**Instructions to follow**
Without including any image, retype the records word for word.

----- Entries provided

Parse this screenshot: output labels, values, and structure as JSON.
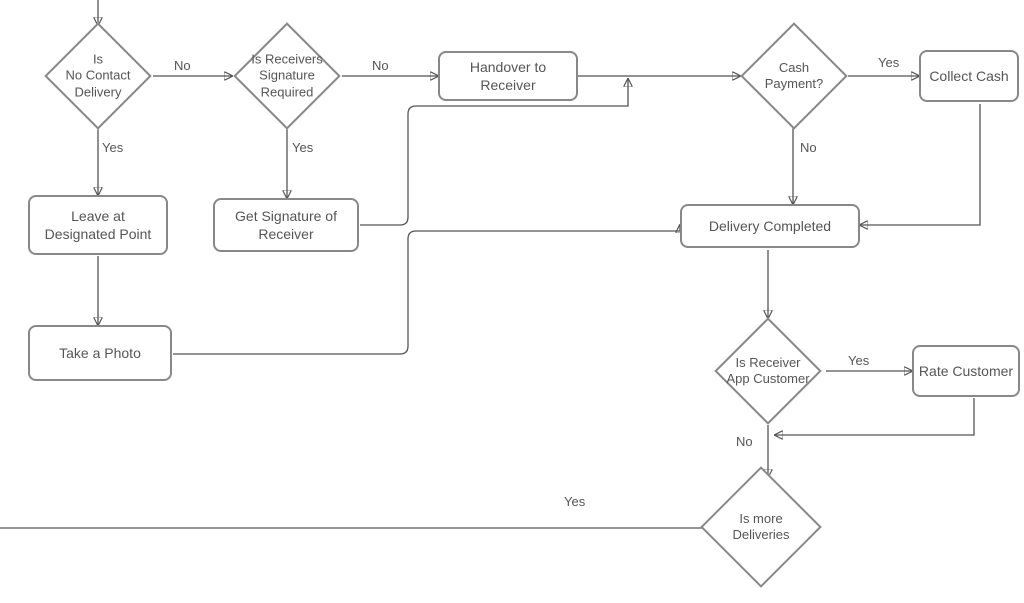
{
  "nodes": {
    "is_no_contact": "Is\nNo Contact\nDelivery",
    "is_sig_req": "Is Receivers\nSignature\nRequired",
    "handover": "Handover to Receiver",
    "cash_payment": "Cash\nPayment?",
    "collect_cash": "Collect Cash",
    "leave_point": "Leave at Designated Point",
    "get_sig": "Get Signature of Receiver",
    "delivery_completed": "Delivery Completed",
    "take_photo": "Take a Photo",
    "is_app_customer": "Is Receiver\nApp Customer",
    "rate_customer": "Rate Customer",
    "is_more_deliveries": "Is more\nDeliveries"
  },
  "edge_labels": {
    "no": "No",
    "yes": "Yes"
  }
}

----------

**Solution to the problem**
Parse this screenshot: output labels, values, and structure as JSON.
{
  "nodes": {
    "is_no_contact": "Is\nNo Contact\nDelivery",
    "is_sig_req": "Is Receivers\nSignature\nRequired",
    "handover": "Handover to Receiver",
    "cash_payment": "Cash\nPayment?",
    "collect_cash": "Collect Cash",
    "leave_point": "Leave at Designated Point",
    "get_sig": "Get Signature of Receiver",
    "delivery_completed": "Delivery Completed",
    "take_photo": "Take a Photo",
    "is_app_customer": "Is Receiver\nApp Customer",
    "rate_customer": "Rate Customer",
    "is_more_deliveries": "Is more\nDeliveries"
  },
  "edge_labels": {
    "no": "No",
    "yes": "Yes"
  }
}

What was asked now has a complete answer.